Out of fear we make images of safety, and out of images of safety we make a world. Himid’s painting Between the Two My Heart Is Balanced (1991) stages a meeting between two serene Black women on a frightening sea. The work is a Tate holding, bought with sugar money fattened into banality over generations. Two women sit on a boat, the wake trailing out behind them. A block of stripes between them is a stack of maps or something more energetic. Maps are no longer needed. The painting from which the title is borrowed, by a white man, depicts a white man sandwiched between two women, his mother and his wife. Just kidding – it’s just two women. In Himid’s version there are no white women, no white men. She says of the two women: ‘The women take revenge; their revenge is that they are still here they are still artists, that their creativity is still political and committed to change, to change for the good.’10 The original is revised to include its missing heart. Revision is a nice word because it implies we’ll see each other differently; or one day see each other again.


  • Naming the Money was included in the exhibition ‘Uncomfortable Truths: The Shadow of Slave Trading on Contemporary Art’.
  • Lubaina Himid in conversation with Jane Beckett, ‘Diasporic Unwrappings’, in Marsha Meskimmon and Dorothy C. Rowe (ed.), Women, The Arts and Globalization: Eccentric Experience, Manchester: Manchester University Press, 2013, p.194.
  • See Thin Black Line(s): Tate Britain 2011/12 (exh. cat.), Newcastle upon Tyne: University of Central Lancashire, 2011.
  • Mia Mingus, ‘About’, Leaving Evidence, available at (last accessed on 13 December 2016).
  • L. Himid in conversation with J. Beckett, ‘Diasporic Unwrappings’, op. cit., p.215.
  • Fred Moten ‘there is religious tattooing’, Hughson’s Tavern, Southport: Leon Works, 2008.
  • L. Himid in conversation with J. Beckett, ‘Diasporic Unwrappings’, op. cit., p.215.
  • See Christina Sharpe, In the Wake: On Blackness and Being, Durham, NC: Duke University Press, 2016.

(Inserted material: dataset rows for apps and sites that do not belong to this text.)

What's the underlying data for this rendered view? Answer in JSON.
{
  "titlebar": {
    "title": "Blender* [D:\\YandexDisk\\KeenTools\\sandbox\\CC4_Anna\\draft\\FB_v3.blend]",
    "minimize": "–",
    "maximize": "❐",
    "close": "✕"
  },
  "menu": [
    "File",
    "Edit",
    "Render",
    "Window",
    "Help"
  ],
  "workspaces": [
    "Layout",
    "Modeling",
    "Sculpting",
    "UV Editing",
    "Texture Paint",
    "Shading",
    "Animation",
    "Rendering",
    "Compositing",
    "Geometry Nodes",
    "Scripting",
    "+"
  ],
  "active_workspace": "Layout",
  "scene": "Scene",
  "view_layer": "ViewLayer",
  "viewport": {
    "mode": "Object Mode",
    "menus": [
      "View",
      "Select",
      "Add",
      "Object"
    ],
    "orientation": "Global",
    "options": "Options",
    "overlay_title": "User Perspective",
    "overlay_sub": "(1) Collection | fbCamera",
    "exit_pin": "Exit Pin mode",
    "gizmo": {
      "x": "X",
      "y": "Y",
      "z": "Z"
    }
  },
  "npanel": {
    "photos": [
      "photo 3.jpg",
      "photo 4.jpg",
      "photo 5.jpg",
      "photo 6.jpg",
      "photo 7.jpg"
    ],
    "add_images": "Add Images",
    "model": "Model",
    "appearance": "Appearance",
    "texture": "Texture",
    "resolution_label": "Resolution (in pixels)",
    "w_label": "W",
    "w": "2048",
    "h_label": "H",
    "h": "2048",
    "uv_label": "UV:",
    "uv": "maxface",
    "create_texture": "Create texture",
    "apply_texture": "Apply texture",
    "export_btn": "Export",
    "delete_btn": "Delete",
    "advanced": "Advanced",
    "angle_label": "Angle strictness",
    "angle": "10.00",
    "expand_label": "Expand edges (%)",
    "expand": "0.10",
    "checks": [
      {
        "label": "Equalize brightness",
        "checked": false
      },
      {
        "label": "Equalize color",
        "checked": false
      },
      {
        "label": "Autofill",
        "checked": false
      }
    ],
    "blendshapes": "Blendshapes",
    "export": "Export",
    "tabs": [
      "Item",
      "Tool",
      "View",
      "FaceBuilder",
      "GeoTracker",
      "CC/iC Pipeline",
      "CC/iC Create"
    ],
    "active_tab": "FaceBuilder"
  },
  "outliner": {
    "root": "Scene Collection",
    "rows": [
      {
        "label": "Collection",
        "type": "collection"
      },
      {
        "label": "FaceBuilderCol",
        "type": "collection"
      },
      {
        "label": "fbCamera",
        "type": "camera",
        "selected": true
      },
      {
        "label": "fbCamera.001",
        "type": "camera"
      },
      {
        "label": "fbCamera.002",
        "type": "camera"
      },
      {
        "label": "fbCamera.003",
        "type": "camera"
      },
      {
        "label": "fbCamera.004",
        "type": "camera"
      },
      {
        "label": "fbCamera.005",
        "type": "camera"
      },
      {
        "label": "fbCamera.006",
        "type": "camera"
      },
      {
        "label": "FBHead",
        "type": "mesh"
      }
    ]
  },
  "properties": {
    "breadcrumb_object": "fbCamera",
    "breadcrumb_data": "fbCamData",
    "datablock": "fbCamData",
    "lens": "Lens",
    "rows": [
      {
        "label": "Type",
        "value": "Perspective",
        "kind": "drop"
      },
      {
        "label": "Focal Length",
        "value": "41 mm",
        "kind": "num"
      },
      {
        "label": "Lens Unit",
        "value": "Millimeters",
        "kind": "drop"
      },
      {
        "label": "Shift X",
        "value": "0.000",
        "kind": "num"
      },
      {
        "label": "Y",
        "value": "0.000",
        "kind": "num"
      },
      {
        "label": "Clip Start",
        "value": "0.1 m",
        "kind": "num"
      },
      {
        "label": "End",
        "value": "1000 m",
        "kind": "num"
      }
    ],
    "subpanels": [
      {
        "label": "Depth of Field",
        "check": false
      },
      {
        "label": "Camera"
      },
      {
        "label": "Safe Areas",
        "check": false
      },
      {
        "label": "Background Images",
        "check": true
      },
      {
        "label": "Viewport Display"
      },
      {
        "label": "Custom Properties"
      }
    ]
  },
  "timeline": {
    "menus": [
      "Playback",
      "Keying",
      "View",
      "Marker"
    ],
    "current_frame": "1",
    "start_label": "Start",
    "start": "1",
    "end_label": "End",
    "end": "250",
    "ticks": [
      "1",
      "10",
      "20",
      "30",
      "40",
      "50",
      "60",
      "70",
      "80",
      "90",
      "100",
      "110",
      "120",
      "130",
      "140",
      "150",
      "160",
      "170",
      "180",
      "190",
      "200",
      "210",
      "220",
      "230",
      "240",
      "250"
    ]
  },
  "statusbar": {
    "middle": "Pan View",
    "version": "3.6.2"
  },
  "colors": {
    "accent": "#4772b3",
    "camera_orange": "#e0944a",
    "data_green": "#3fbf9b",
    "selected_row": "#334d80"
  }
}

  • D.W. Winnicot, ‘Fear of Breakdown’, in Donald Woods Winnicott, Clare Winnicott, Ray Shepherd, and Madeleine Davis (ed.), Psycho-analytic Explorations, Cambridge MA: Harvard University Press, 1989, p.90.
  • L. Himid, quoted in Maud Sulter, ‘Without tides, no maps’, in Revenge: A Masque in Five Tableaux (exh. cat.), Rochdale Art Gallery, 1992, p.32.